REQUIRED ACTION
Take each line from the entries that holds "Java" and copy it out.

++++

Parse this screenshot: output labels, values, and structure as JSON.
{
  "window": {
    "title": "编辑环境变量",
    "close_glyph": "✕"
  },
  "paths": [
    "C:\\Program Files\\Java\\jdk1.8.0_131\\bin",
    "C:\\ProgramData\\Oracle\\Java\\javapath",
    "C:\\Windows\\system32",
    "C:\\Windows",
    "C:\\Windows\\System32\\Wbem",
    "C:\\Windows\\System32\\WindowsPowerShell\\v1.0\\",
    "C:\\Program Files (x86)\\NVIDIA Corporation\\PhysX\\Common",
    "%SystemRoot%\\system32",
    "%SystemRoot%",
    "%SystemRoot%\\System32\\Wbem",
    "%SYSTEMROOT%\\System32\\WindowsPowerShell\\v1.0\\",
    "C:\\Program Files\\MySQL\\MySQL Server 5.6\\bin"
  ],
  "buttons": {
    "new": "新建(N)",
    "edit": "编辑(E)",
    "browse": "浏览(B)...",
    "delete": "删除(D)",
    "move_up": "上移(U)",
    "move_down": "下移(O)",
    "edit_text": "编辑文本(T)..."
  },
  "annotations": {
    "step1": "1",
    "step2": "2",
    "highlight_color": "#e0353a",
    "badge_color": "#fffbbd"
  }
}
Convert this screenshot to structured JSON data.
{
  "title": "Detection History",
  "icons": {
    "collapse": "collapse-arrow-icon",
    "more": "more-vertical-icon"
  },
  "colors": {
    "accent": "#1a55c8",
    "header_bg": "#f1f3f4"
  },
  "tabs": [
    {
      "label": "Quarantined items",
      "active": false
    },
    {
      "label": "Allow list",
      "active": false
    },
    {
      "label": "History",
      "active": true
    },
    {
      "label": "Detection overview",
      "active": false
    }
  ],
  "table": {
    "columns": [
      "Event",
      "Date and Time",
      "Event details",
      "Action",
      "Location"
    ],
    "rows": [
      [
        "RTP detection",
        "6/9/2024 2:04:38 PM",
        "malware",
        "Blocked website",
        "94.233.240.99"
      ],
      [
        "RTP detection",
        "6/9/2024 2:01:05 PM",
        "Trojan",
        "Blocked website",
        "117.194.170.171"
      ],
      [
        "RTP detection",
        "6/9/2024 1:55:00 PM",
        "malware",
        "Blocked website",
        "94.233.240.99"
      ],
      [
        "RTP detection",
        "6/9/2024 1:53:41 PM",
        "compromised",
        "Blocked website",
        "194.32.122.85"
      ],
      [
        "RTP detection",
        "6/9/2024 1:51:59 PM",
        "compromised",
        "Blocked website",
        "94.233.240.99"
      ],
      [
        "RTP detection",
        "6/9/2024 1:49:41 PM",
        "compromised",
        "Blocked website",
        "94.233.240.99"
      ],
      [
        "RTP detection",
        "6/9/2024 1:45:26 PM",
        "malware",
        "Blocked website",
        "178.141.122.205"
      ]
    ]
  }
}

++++

WRITTEN ANSWER
    "C:\\Program Files\\Java\\jdk1.8.0_131\\bin",
    "C:\\ProgramData\\Oracle\\Java\\javapath",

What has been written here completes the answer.